Insect life cycles are dependent on the surrounding levels of temperature, humidity and light. They are particularly challenging to determine in winter or colder climates when insects are less likely to be around.

Moreover, "often, not enough insects are collected [at the scene] or they are stored badly," Benecke told DW via email. "I was once asked to do a case with a photograph of a photograph of one smashed insect."

FInally, studying the life cycles of insects usually doesn't offer enough precision to determine the exact time of death — crucial information in cases of suspected murder.

Bacteria and fungi may provide a closer look

Enter microbes.

In recent years, scientists have been researching whether analyzing bacteria and fungi could offer an accurate method of pinpointing precise times and causes of death.

In a recent study, researchers appear to have found some support for that hypothesis. They identified a group of microbes that seem to drive the decomposition of bodies, regardless of climate or season.

The study involved analyzing cadavers in different climates of the US during all four seasons. Researchers left the bodies in different locations for 21 days, then analyzed genetic material from tissue samples and created a detailed map of each body's bacterial and fungi populations. Afterward, they entered that data into an AI algorithm which could accurately identify a body's time of death.

The researchers were then able to locate 20 microbes that, like clockwork, appeared on every body they analyzed over the 21-day period.

The joy, at least for pathologists, was that the same microbial species always colonized dead bodies with the same speed, regardless of the location of the body or the climate it was in.

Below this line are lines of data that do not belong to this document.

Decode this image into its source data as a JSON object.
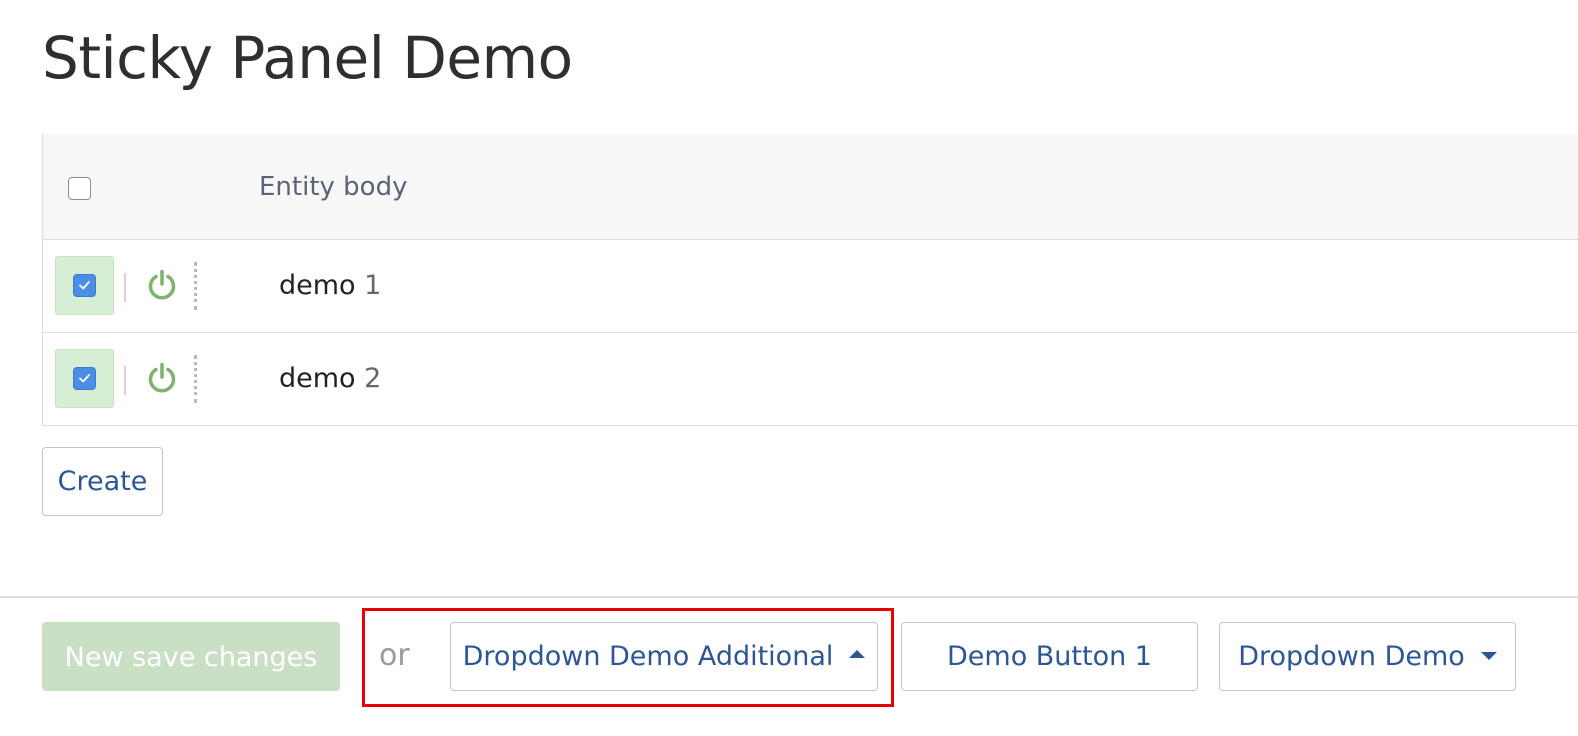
{
  "page": {
    "title": "Sticky Panel Demo"
  },
  "grid": {
    "columns": [
      {
        "label": "Entity body"
      }
    ],
    "rows": [
      {
        "word": "demo",
        "number": "1",
        "selected": true,
        "enabled": true
      },
      {
        "word": "demo",
        "number": "2",
        "selected": true,
        "enabled": true
      }
    ]
  },
  "actions": {
    "create_label": "Create"
  },
  "footer": {
    "save_label": "New save changes",
    "or_label": "or",
    "dropdown_additional_label": "Dropdown Demo Additional",
    "demo_button_1_label": "Demo Button 1",
    "dropdown_demo_label": "Dropdown Demo"
  },
  "icons": {
    "row_toggle": "power-icon",
    "row_drag": "drag-handle-icon",
    "dropdown_up": "caret-up-icon",
    "dropdown_down": "caret-down-icon"
  },
  "colors": {
    "enabled_green": "#7cb36d",
    "link_blue": "#2d5693",
    "save_disabled_bg": "#c9e0c5",
    "selected_row_bg": "#d6efd4",
    "highlight_red": "#e60000"
  }
}
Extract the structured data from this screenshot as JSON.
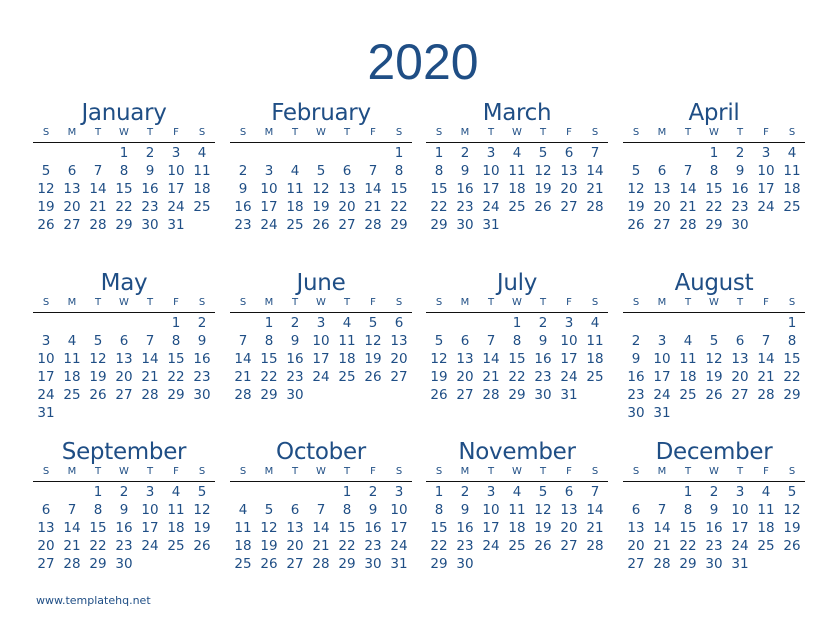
{
  "year": "2020",
  "weekdays": [
    "S",
    "M",
    "T",
    "W",
    "T",
    "F",
    "S"
  ],
  "footer": "www.templatehq.net",
  "accent_color": "#1f4e85",
  "months": [
    {
      "name": "January",
      "offset": 3,
      "days": 31
    },
    {
      "name": "February",
      "offset": 6,
      "days": 29
    },
    {
      "name": "March",
      "offset": 0,
      "days": 31
    },
    {
      "name": "April",
      "offset": 3,
      "days": 30
    },
    {
      "name": "May",
      "offset": 5,
      "days": 31
    },
    {
      "name": "June",
      "offset": 1,
      "days": 30
    },
    {
      "name": "July",
      "offset": 3,
      "days": 31
    },
    {
      "name": "August",
      "offset": 6,
      "days": 31
    },
    {
      "name": "September",
      "offset": 2,
      "days": 30
    },
    {
      "name": "October",
      "offset": 4,
      "days": 31
    },
    {
      "name": "November",
      "offset": 0,
      "days": 30
    },
    {
      "name": "December",
      "offset": 2,
      "days": 31
    }
  ]
}
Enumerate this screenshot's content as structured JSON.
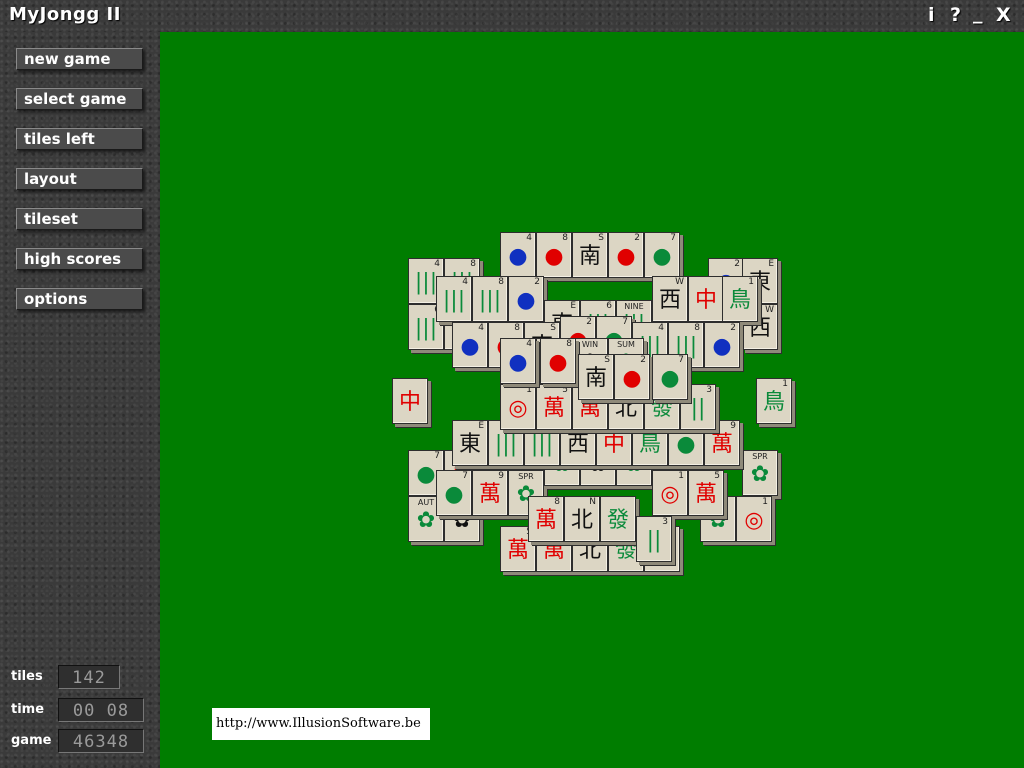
{
  "window": {
    "title": "MyJongg II",
    "buttons": [
      {
        "name": "info-button",
        "label": "i"
      },
      {
        "name": "help-button",
        "label": "?"
      },
      {
        "name": "minimize-button",
        "label": "_"
      },
      {
        "name": "close-button",
        "label": "X"
      }
    ]
  },
  "menu": [
    {
      "name": "new-game-button",
      "label": "new game"
    },
    {
      "name": "select-game-button",
      "label": "select game"
    },
    {
      "name": "tiles-left-button",
      "label": "tiles left"
    },
    {
      "name": "layout-button",
      "label": "layout"
    },
    {
      "name": "tileset-button",
      "label": "tileset"
    },
    {
      "name": "high-scores-button",
      "label": "high scores"
    },
    {
      "name": "options-button",
      "label": "options"
    }
  ],
  "stats": {
    "tiles_label": "tiles",
    "tiles_value": "142",
    "time_label": "time",
    "time_value": "00 08",
    "game_label": "game",
    "game_value": "46348"
  },
  "url": "http://www.IllusionSoftware.be",
  "tiles": [
    {
      "num": "4",
      "glyph": "|||",
      "color": "green"
    },
    {
      "num": "8",
      "glyph": "|||",
      "color": "green"
    },
    {
      "num": "2",
      "glyph": "●",
      "color": "blue"
    },
    {
      "num": "E",
      "glyph": "東",
      "color": "black"
    },
    {
      "num": "6",
      "glyph": "|||",
      "color": "green"
    },
    {
      "label": "NINE",
      "glyph": "|||",
      "color": "green"
    },
    {
      "num": "W",
      "glyph": "西",
      "color": "black"
    },
    {
      "glyph": "中",
      "color": "red"
    },
    {
      "num": "1",
      "glyph": "鳥",
      "color": "green"
    },
    {
      "num": "7",
      "glyph": "●",
      "color": "green"
    },
    {
      "num": "9",
      "glyph": "萬",
      "color": "red"
    },
    {
      "label": "SPR",
      "glyph": "✿",
      "color": "green"
    },
    {
      "label": "AUT",
      "glyph": "✿",
      "color": "green"
    },
    {
      "label": "WIN",
      "glyph": "✿",
      "color": "black"
    },
    {
      "label": "SUM",
      "glyph": "✿",
      "color": "green"
    },
    {
      "num": "1",
      "glyph": "◎",
      "color": "red"
    },
    {
      "num": "5",
      "glyph": "萬",
      "color": "red"
    },
    {
      "num": "8",
      "glyph": "萬",
      "color": "red"
    },
    {
      "num": "N",
      "glyph": "北",
      "color": "black"
    },
    {
      "glyph": "發",
      "color": "green"
    },
    {
      "num": "3",
      "glyph": "||",
      "color": "green"
    },
    {
      "num": "4",
      "glyph": "●",
      "color": "blue"
    },
    {
      "num": "8",
      "glyph": "●",
      "color": "red"
    },
    {
      "num": "S",
      "glyph": "南",
      "color": "black"
    },
    {
      "num": "2",
      "glyph": "●",
      "color": "red"
    },
    {
      "num": "7",
      "glyph": "●",
      "color": "green"
    }
  ]
}
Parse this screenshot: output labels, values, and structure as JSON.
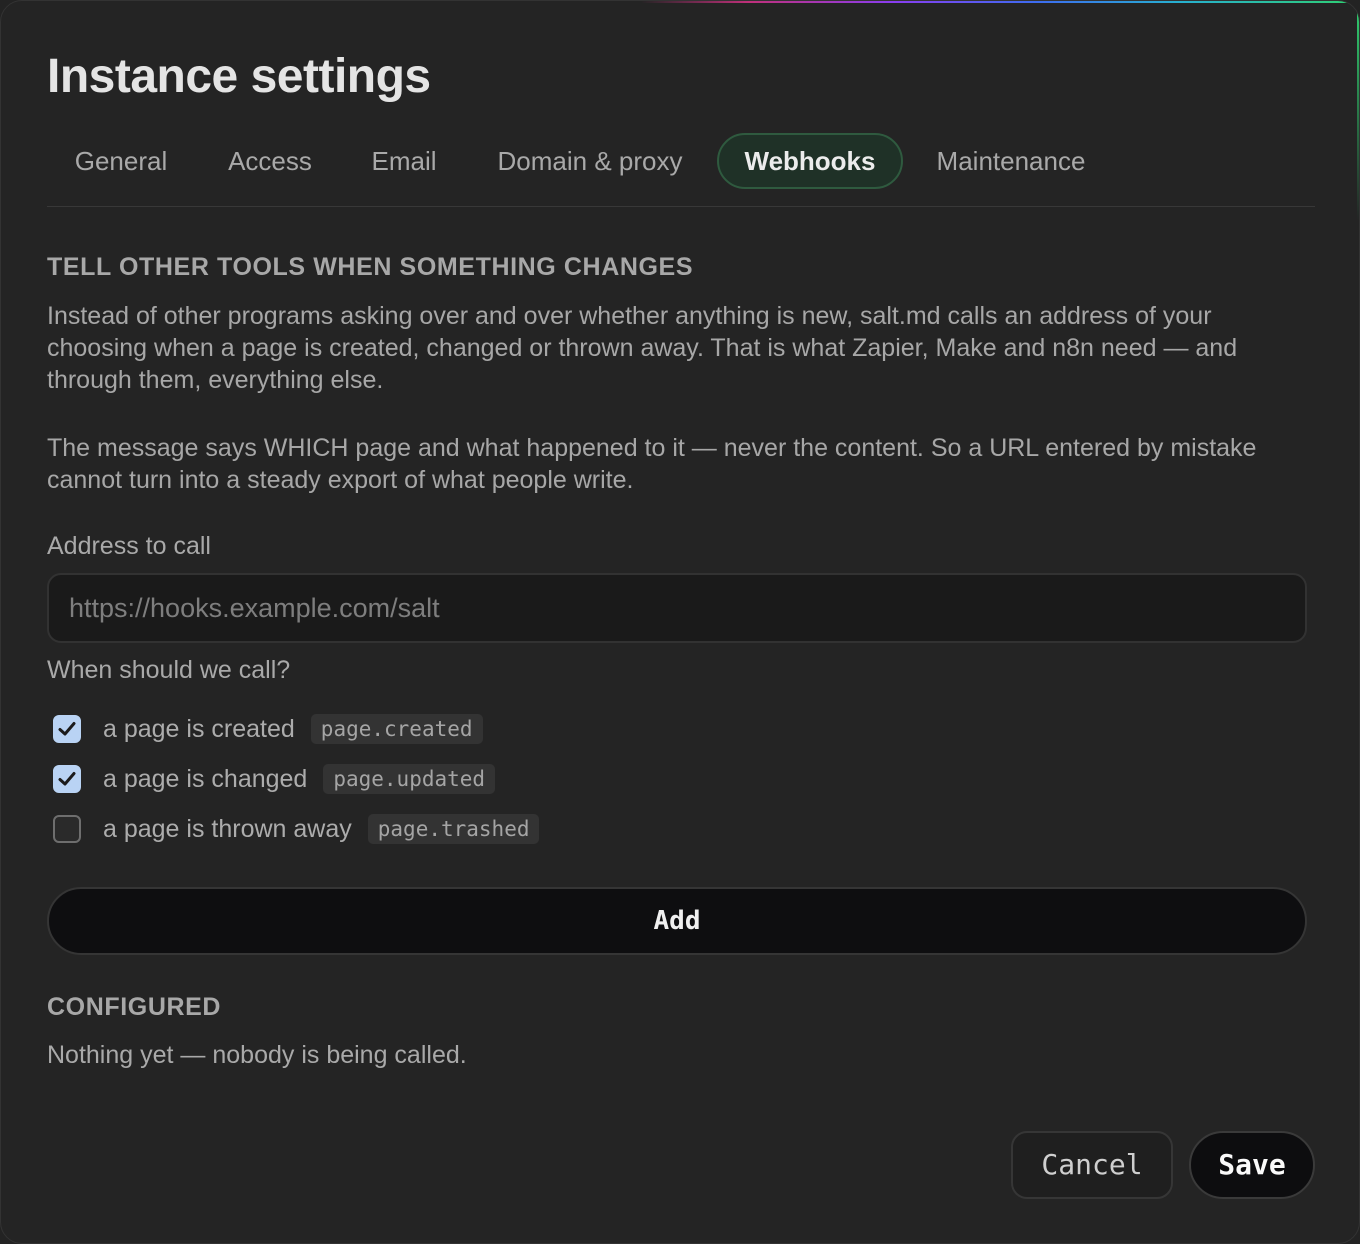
{
  "dialog": {
    "title": "Instance settings",
    "tabs": [
      {
        "label": "General",
        "active": false
      },
      {
        "label": "Access",
        "active": false
      },
      {
        "label": "Email",
        "active": false
      },
      {
        "label": "Domain & proxy",
        "active": false
      },
      {
        "label": "Webhooks",
        "active": true
      },
      {
        "label": "Maintenance",
        "active": false
      }
    ]
  },
  "webhooks": {
    "heading": "TELL OTHER TOOLS WHEN SOMETHING CHANGES",
    "intro": "Instead of other programs asking over and over whether anything is new, salt.md calls an address of your choosing when a page is created, changed or thrown away. That is what Zapier, Make and n8n need — and through them, everything else.",
    "privacy_note": "The message says WHICH page and what happened to it — never the content. So a URL entered by mistake cannot turn into a steady export of what people write.",
    "address_label": "Address to call",
    "address_placeholder": "https://hooks.example.com/salt",
    "address_value": "",
    "events_label": "When should we call?",
    "events": [
      {
        "label": "a page is created",
        "code": "page.created",
        "checked": true
      },
      {
        "label": "a page is changed",
        "code": "page.updated",
        "checked": true
      },
      {
        "label": "a page is thrown away",
        "code": "page.trashed",
        "checked": false
      }
    ],
    "add_label": "Add",
    "configured_heading": "CONFIGURED",
    "configured_empty": "Nothing yet — nobody is being called."
  },
  "footer": {
    "cancel_label": "Cancel",
    "save_label": "Save"
  },
  "colors": {
    "background": "#242424",
    "active_tab_bg": "#1f3127",
    "active_tab_border": "#2f5a3f",
    "checkbox_on": "#b9d3f4"
  }
}
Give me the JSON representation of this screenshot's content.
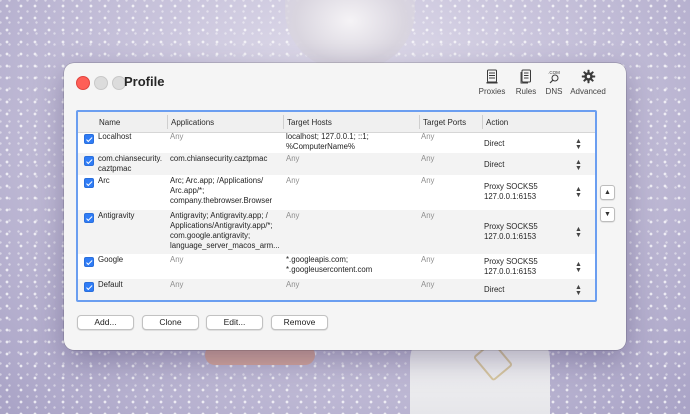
{
  "window": {
    "title": "Profile"
  },
  "toolbar": {
    "proxies": {
      "label": "Proxies",
      "icon": "server-icon"
    },
    "rules": {
      "label": "Rules",
      "icon": "document-list-icon"
    },
    "dns": {
      "label": "DNS",
      "icon": "dns-icon",
      "badge": ".COM"
    },
    "advanced": {
      "label": "Advanced",
      "icon": "gear-icon"
    }
  },
  "table": {
    "headers": {
      "name": "Name",
      "applications": "Applications",
      "target_hosts": "Target Hosts",
      "target_ports": "Target Ports",
      "action": "Action"
    },
    "rows": [
      {
        "enabled": true,
        "name": "Localhost",
        "applications": "Any",
        "target_hosts": "localhost; 127.0.0.1; ::1; %ComputerName%",
        "target_ports": "Any",
        "action": "Direct"
      },
      {
        "enabled": true,
        "name": "com.chiansecurity. caztpmac",
        "applications": "com.chiansecurity.caztpmac",
        "target_hosts": "Any",
        "target_ports": "Any",
        "action": "Direct"
      },
      {
        "enabled": true,
        "name": "Arc",
        "applications": "Arc; Arc.app; /Applications/ Arc.app/*; company.thebrowser.Browser",
        "target_hosts": "Any",
        "target_ports": "Any",
        "action": "Proxy SOCKS5 127.0.0.1:6153"
      },
      {
        "enabled": true,
        "name": "Antigravity",
        "applications": "Antigravity; Antigravity.app; / Applications/Antigravity.app/*; com.google.antigravity; language_server_macos_arm...",
        "target_hosts": "Any",
        "target_ports": "Any",
        "action": "Proxy SOCKS5 127.0.0.1:6153"
      },
      {
        "enabled": true,
        "name": "Google",
        "applications": "Any",
        "target_hosts": "*.googleapis.com; *.googleusercontent.com",
        "target_ports": "Any",
        "action": "Proxy SOCKS5 127.0.0.1:6153"
      },
      {
        "enabled": true,
        "name": "Default",
        "applications": "Any",
        "target_hosts": "Any",
        "target_ports": "Any",
        "action": "Direct"
      }
    ]
  },
  "buttons": {
    "add": "Add...",
    "clone": "Clone",
    "edit": "Edit...",
    "remove": "Remove"
  },
  "colors": {
    "accent": "#2f7cf6",
    "selection_border": "#6b9ef0",
    "close": "#fe5f57"
  }
}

Researchers were also able to pinpoint distinct microbial communities that colonized cadavers in different environments. Some of the microbes that colonized bodies in the desert, for example, were different from those that colonized bodies in forests.

This could allow scientists to tell where a body likely decomposed based on small variations between microbiomes.

Microbes not studied at crime scenes, yet

Studying microbes at crime scenes could aid forensic pathologists in better determining potential suspects and confirming or refuting alibis in suspected murder cases, particularly when the time of death is unclear.

Microbial evidence is guaranteed to be present at the death scene, unlike fingerprints, bloodstains, witnesses, or the gathering of blowflies on a murder weapon.

But forensic scientists aren't using microbes as evidence at crime scenes yet. Benecke said researchers still need more data to understand the many factors that influence their growth.

"It's still at the research stage for the moment. But it's always worth using all the available information [at a crime scene]," he said.

"Mass data and artificial intelligence-powered statistics may allow a good estimation of the post-mortem interval [time passed since death, editor's note], and much more. It's a lot of work though — people need to love the topic, and not many do," Benecke added.

Edited by: Clare Roth


Burcham, Z.M., Belk, A.D., McGivern, B.B. et al. A conserved interdomain microbial network underpins cadaver decomposition despite environmental variables. Nat Microbiology. https://doi.org/10.1038/s41564-023-01580-y

(The above story first appeared on LatestLY on Apr 18, 2024 07:30 PM IST. For more news and updates on politics, world, sports, entertainment and lifestyle, log on to our website latestly.com).